20. Magnificat (Canon) -- Taizé Community -- Alleluia! You may think this is looking ahead a week or so after Thanksgiving to Advent, since it is the song of Mary at the Annunciation. But when you look at the words, it is definitely a song of thanksgiving and also one that has lessons for us at this time -- "He has filled the hungry with good things, and the rich he has sent empty away." Don't forget to donate to your local food shelf or soup kitchen! I love the great canon singing by this community, too.
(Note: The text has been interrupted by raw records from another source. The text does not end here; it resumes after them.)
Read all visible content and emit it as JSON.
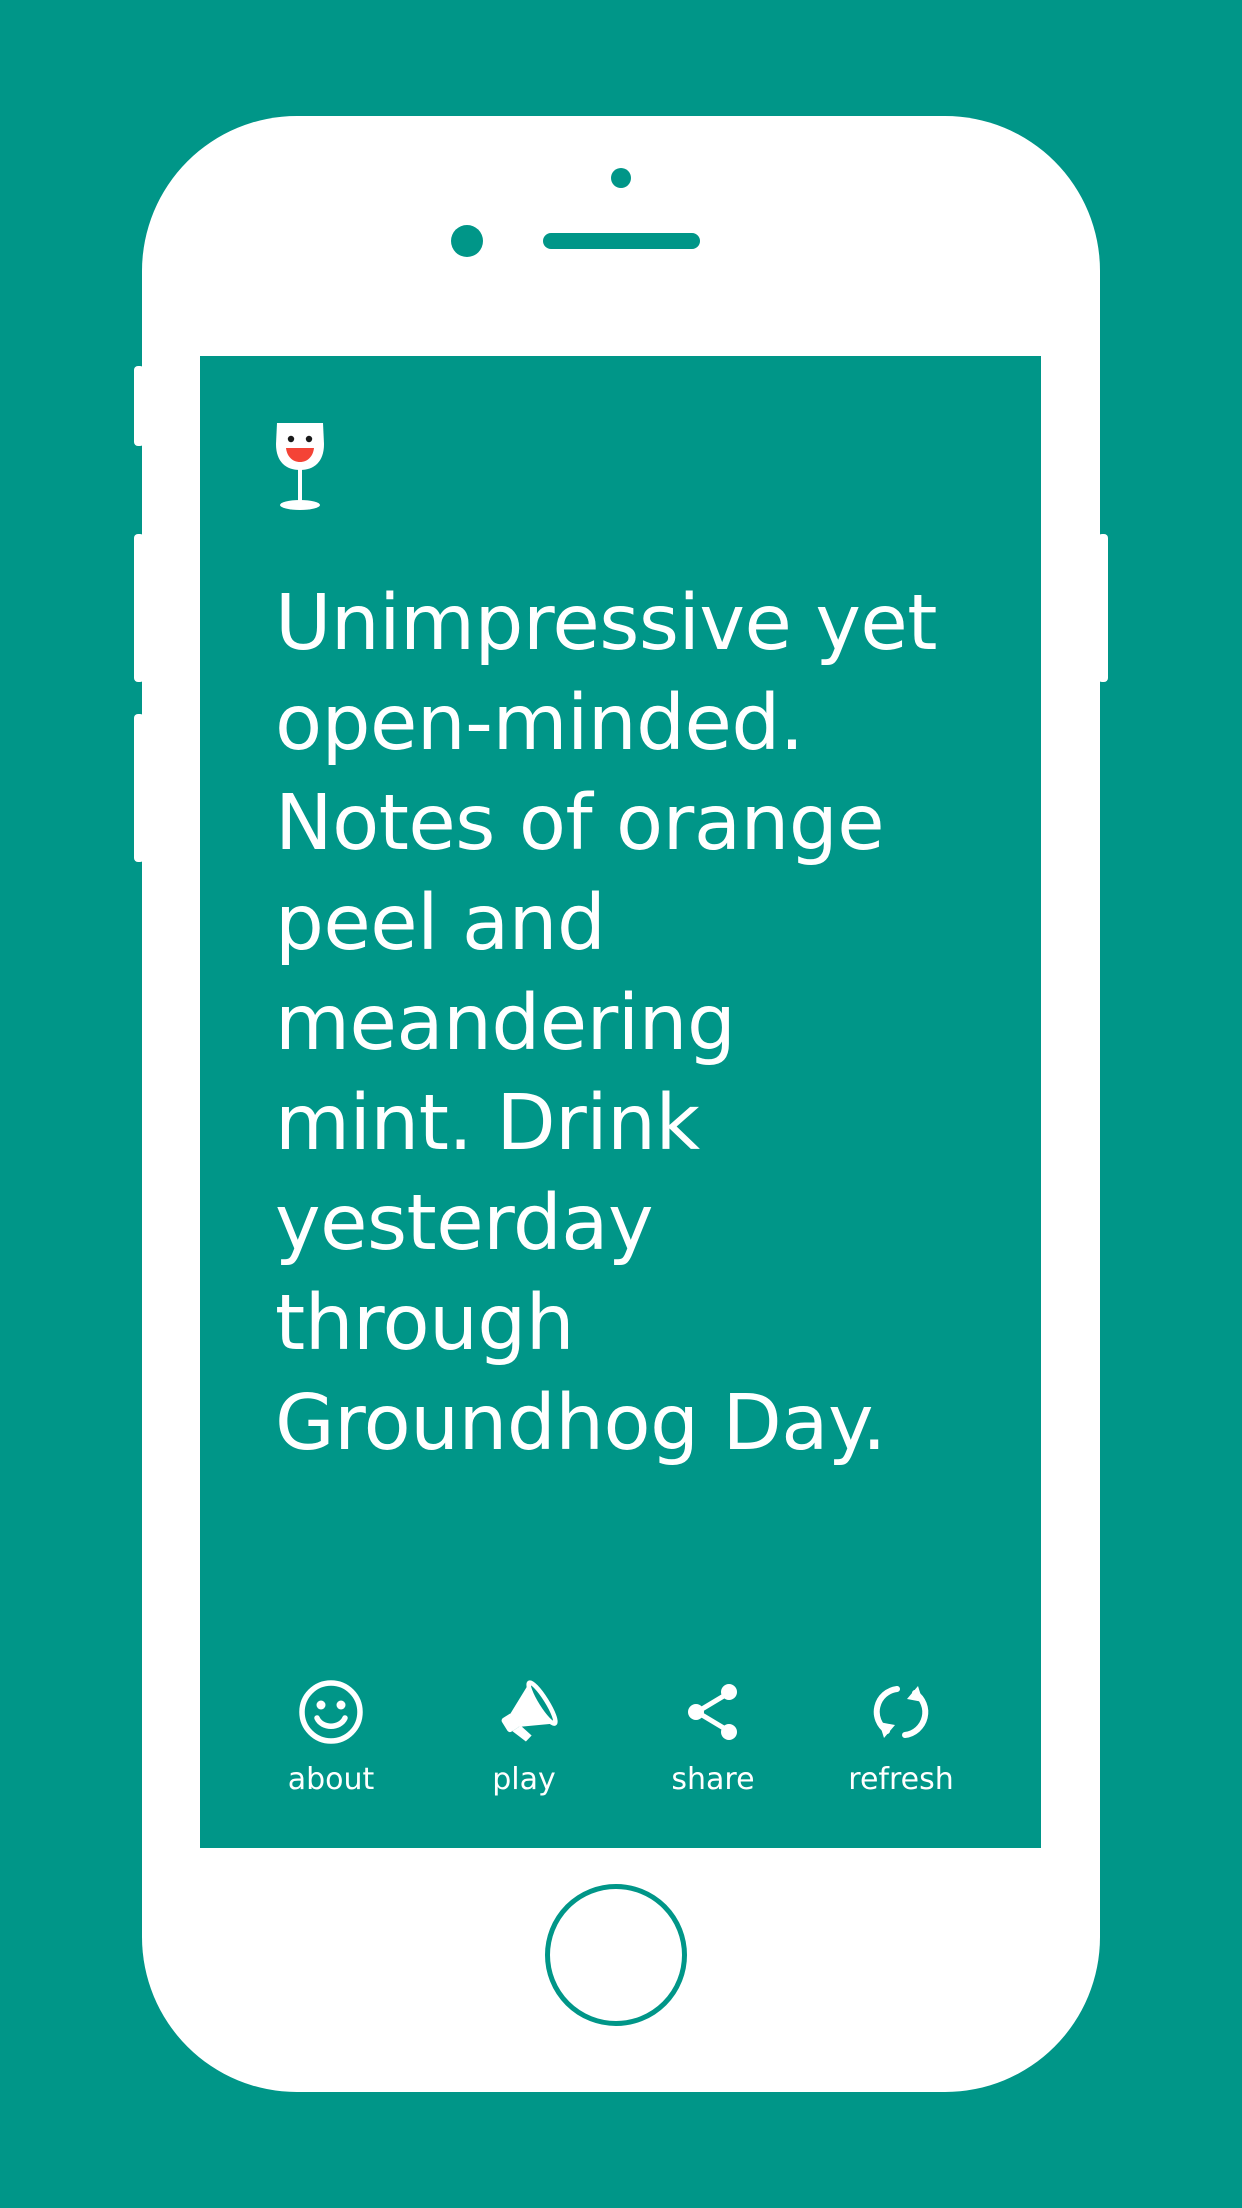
{
  "colors": {
    "background": "#009688",
    "phone_body": "#ffffff",
    "text": "#ffffff",
    "logo_mouth": "#f44336"
  },
  "app": {
    "logo_icon": "wine-glass-face-icon",
    "review_lines": [
      "Unimpressive yet",
      "open-minded.",
      "Notes of orange",
      "peel and",
      "meandering",
      "mint. Drink",
      "yesterday",
      "through",
      "Groundhog Day."
    ]
  },
  "toolbar": {
    "items": [
      {
        "label": "about",
        "icon": "smiley-icon"
      },
      {
        "label": "play",
        "icon": "megaphone-icon"
      },
      {
        "label": "share",
        "icon": "share-icon"
      },
      {
        "label": "refresh",
        "icon": "refresh-icon"
      }
    ]
  }
}
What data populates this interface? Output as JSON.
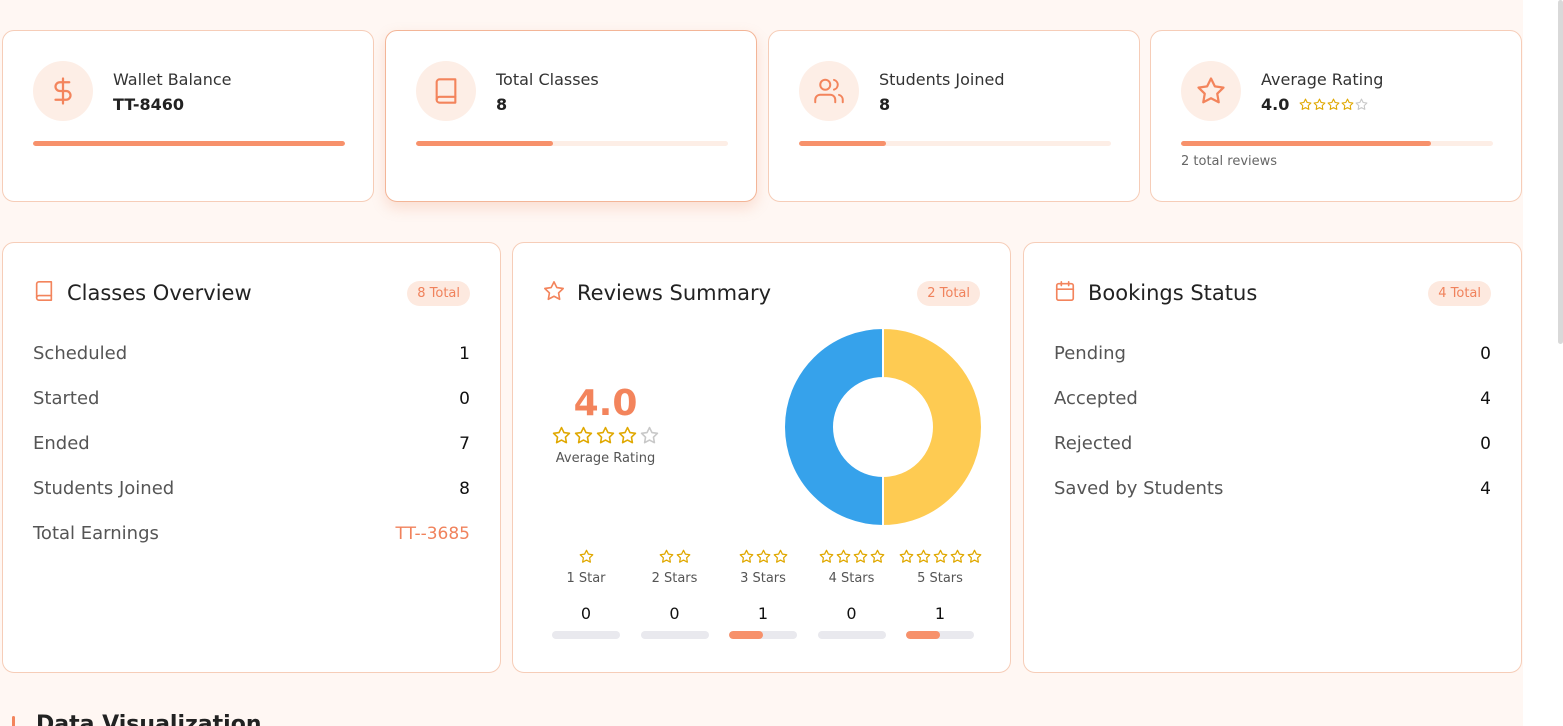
{
  "stats": [
    {
      "label": "Wallet Balance",
      "value": "TT-8460",
      "icon": "dollar-icon",
      "progress": 1.0
    },
    {
      "label": "Total Classes",
      "value": "8",
      "icon": "book-icon",
      "progress": 0.44
    },
    {
      "label": "Students Joined",
      "value": "8",
      "icon": "users-icon",
      "progress": 0.28
    },
    {
      "label": "Average Rating",
      "value": "4.0",
      "icon": "star-icon",
      "progress": 0.8,
      "stars_filled": 4,
      "stars_total": 5,
      "note": "2 total reviews"
    }
  ],
  "classes": {
    "title": "Classes Overview",
    "badge": "8 Total",
    "rows": [
      {
        "label": "Scheduled",
        "value": "1"
      },
      {
        "label": "Started",
        "value": "0"
      },
      {
        "label": "Ended",
        "value": "7"
      },
      {
        "label": "Students Joined",
        "value": "8"
      },
      {
        "label": "Total Earnings",
        "value": "TT--3685"
      }
    ]
  },
  "reviews": {
    "title": "Reviews Summary",
    "badge": "2 Total",
    "average": "4.0",
    "average_label": "Average Rating",
    "stars_filled": 4,
    "donut": [
      {
        "value": 1,
        "color": "#fecb52"
      },
      {
        "value": 1,
        "color": "#36a2eb"
      }
    ],
    "distribution": [
      {
        "label": "1 Star",
        "stars": 1,
        "count": "0",
        "fraction": 0
      },
      {
        "label": "2 Stars",
        "stars": 2,
        "count": "0",
        "fraction": 0
      },
      {
        "label": "3 Stars",
        "stars": 3,
        "count": "1",
        "fraction": 0.5
      },
      {
        "label": "4 Stars",
        "stars": 4,
        "count": "0",
        "fraction": 0
      },
      {
        "label": "5 Stars",
        "stars": 5,
        "count": "1",
        "fraction": 0.5
      }
    ]
  },
  "bookings": {
    "title": "Bookings Status",
    "badge": "4 Total",
    "rows": [
      {
        "label": "Pending",
        "value": "0"
      },
      {
        "label": "Accepted",
        "value": "4"
      },
      {
        "label": "Rejected",
        "value": "0"
      },
      {
        "label": "Saved by Students",
        "value": "4"
      }
    ]
  },
  "next_section": {
    "title": "Data Visualization"
  },
  "colors": {
    "accent": "#f3845c",
    "star": "#e0a800",
    "star_empty": "#c8c8c8"
  }
}
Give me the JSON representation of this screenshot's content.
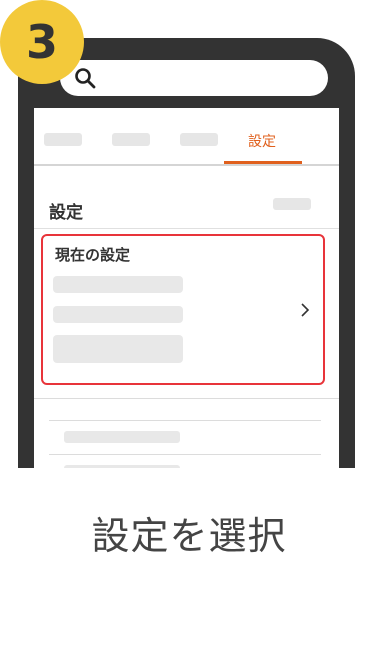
{
  "step_number": "3",
  "caption": "設定を選択",
  "tabs": {
    "active_label": "設定"
  },
  "section": {
    "title": "設定"
  },
  "card": {
    "title": "現在の設定"
  },
  "colors": {
    "accent": "#e0601d",
    "highlight_border": "#e8343a",
    "badge": "#f3c93a",
    "phone_frame": "#333333"
  },
  "icons": {
    "search": "search-icon",
    "chevron": "chevron-right-icon"
  }
}
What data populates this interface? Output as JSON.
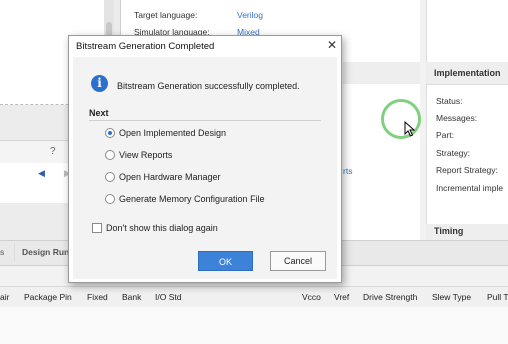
{
  "background": {
    "left_toolbar": {
      "help_glyph": "?",
      "back_arrow": "◀",
      "forward_arrow": "▶"
    },
    "project_settings": [
      {
        "label": "Target language:",
        "value": "Verilog"
      },
      {
        "label": "Simulator language:",
        "value": "Mixed"
      }
    ],
    "implementation": {
      "header": "Implementation",
      "rows": [
        "Status:",
        "Messages:",
        "Part:",
        "Strategy:",
        "Report Strategy:",
        "Incremental imple"
      ]
    },
    "timing_header": "Timing",
    "reports_link_fragment": "rts",
    "bottom_tabs": [
      "s",
      "Design Runs"
    ],
    "table_columns": [
      "air",
      "Package Pin",
      "Fixed",
      "Bank",
      "I/O Std",
      "Vcco",
      "Vref",
      "Drive Strength",
      "Slew Type",
      "Pull T"
    ]
  },
  "dialog": {
    "title": "Bitstream Generation Completed",
    "close_glyph": "✕",
    "message": "Bitstream Generation successfully completed.",
    "info_glyph": "i",
    "next_heading": "Next",
    "options": [
      {
        "label": "Open Implemented Design",
        "selected": true
      },
      {
        "label": "View Reports",
        "selected": false
      },
      {
        "label": "Open Hardware Manager",
        "selected": false
      },
      {
        "label": "Generate Memory Configuration File",
        "selected": false
      }
    ],
    "dont_show_label": "Don't show this dialog again",
    "dont_show_checked": false,
    "ok_label": "OK",
    "cancel_label": "Cancel"
  },
  "colors": {
    "accent": "#3d82d9",
    "link": "#3a6fc4",
    "cursor_highlight": "#7fd07f"
  },
  "icons": {
    "info": "info-icon",
    "close": "close-icon",
    "cursor": "mouse-cursor-icon"
  }
}
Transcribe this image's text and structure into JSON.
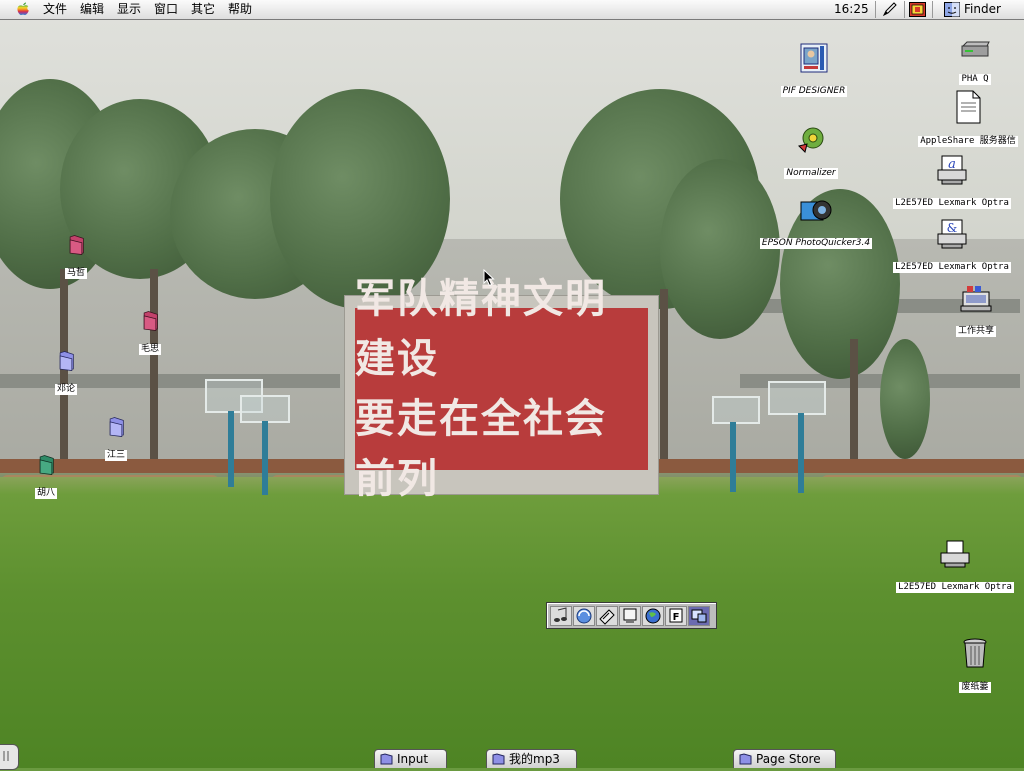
{
  "menubar": {
    "menus": [
      "文件",
      "编辑",
      "显示",
      "窗口",
      "其它",
      "帮助"
    ],
    "clock": "16:25",
    "app": "Finder"
  },
  "wallpaper": {
    "billboard_line1": "军队精神文明建设",
    "billboard_line2": "要走在全社会前列"
  },
  "desktop_right": [
    {
      "label": "PIF DESIGNER",
      "icon": "pif-designer-app-icon"
    },
    {
      "label": "PHA Q",
      "icon": "hard-disk-icon"
    },
    {
      "label": "Normalizer",
      "icon": "normalizer-app-icon"
    },
    {
      "label": "AppleShare 服务器信",
      "icon": "document-icon"
    },
    {
      "label": "EPSON PhotoQuicker3.4",
      "icon": "epson-camera-icon"
    },
    {
      "label": "L2E57ED Lexmark Optra",
      "icon": "desktop-printer-icon"
    },
    {
      "label": "L2E57ED Lexmark Optra",
      "icon": "desktop-printer-icon"
    },
    {
      "label": "工作共享",
      "icon": "file-sharing-icon"
    },
    {
      "label": "L2E57ED Lexmark Optra",
      "icon": "desktop-printer-icon"
    },
    {
      "label": "废纸篓",
      "icon": "trash-icon"
    }
  ],
  "desktop_left": [
    {
      "label": "马哲",
      "color": "#c2426b"
    },
    {
      "label": "毛思",
      "color": "#c2426b"
    },
    {
      "label": "邓论",
      "color": "#9a9cf0"
    },
    {
      "label": "江三",
      "color": "#9a9cf0"
    },
    {
      "label": "胡八",
      "color": "#3d9b78"
    }
  ],
  "control_strip": {
    "icons": [
      "sound-icon",
      "appletalk-icon",
      "apple-cd-icon",
      "monitor-icon",
      "internet-icon",
      "text-icon",
      "remote-access-icon"
    ]
  },
  "tabs": {
    "input": "Input",
    "mp3": "我的mp3",
    "page_store": "Page Store"
  },
  "colors": {
    "billboard": "#b83c3c",
    "menubar": "#efefef"
  }
}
21. Look at the Blessings -- Willie Banks and the Messengers -- Malaco's Greatest Gospel Hits, Vol. 1.
From 4th through 7th grade, I attended a little Sunday school in the local fire station in Milford, Connecticut. An elderly couple had made this their mission, and with the help of a few other volunteer teachers and a student from nearby Yale Divinity School, they provided a Protestant religious education for kids on the outskirts of a town where all the churches were still downtown. We'd have a little service first (I even got to sing in the choir!) and then separate into classes. Sometimes the old gentleman preached the little homily, and one of his favorite sayings was "I wept because I had no shoes until I met a man who had no feet." (My kids have heard that one more times than they want to count -- usually as we were passing some expensive shoe store!) Now, I don't think this is really the greatest theology. Yes, we are grateful for what we have, but do we have to compare our fortunes to those who have less? And who is to say that the man with no feet isn't feeling sorry for us, that we are placing so much emphasis on inessentials? (But maybe that's what was meant? This exegesis is rough stuff!) Anyway, this Great Gospel Hit seems to reference that very same story. I also have a soft spot for that sort of song where the singer stops and talks for part of the time (the Ink Spots did that a lot).

22. How Can I Keep from Singing? -- Gordon Bok, Ed Trickett, Ann Mayo Muir -- The First Fifteen Years, Vol. 1. I first heard this song when I was in college, sung by Pete Seeger, I believe. In recent years it's gone back to its roots in the church and appears in several hymnals. It's been sung at at least one funeral I've attended. It's hard to listen to without singing along and feeling uplifted.

23. Uncle Dave's Grace -- Anne Hills, Cindy Mangsen, and Priscilla Herdman -- At the Turning of the Year. A little comic relief -- or is it? "Thanksgiving Day Uncle Dave was our guest, He reads The Progressive which makes him depressed." Uncle Dave points out all the unsustainable features of our Thanksgiving feast, from the mahogany table to the turkey to the very clothes on our backs. What to do? Well, we can try to buy locally or fair-traded food, clothing and furnishings, and recycle a lot. Still, it's a pretty funny song. Written by Lou and Peter Berryman, of Madison, WI.

24. Great Is Thy Faithfulness -- St. Olaf Choir -- Great Hymns of Faith. This has been one of my favorite hymns for a while now. The line "Morning by morning new mercies I see" says it perfectly (of course, the Psalmist said it first.) All we have to do is look! Although Onkel Hankie Pants went to the Other College in Northfield, Minnesota, I think even he would agree that the St. Olaf Choir (or choirs, to be exact) is a national treasure. My first years in Minnesota we lived in the southern part of the state and our public radio station was the late, lamented WCAL out of St. Olaf. I'd never heard of St. Olaf before I arrived in Minnesota but quickly grew to appreciate their contributions to choral music. If your public radio station carries it (or if it's broadcast on PBS) don't miss their annual Christmas concert.

So, more tomorrow....


elinor said...

Hey, a heads up that many movie theatres throughout the country will be showing the St. Olaf Christmas concert LIVE! go to their website to see if there is one by you...I think it may be streaming online too.

Auntie Knickers said...

(Sigh) I read about that -- my only hope is webstreaming as no theater in Maine or even New Hampshire is showing it. I guess we just don't have enough Lutherans.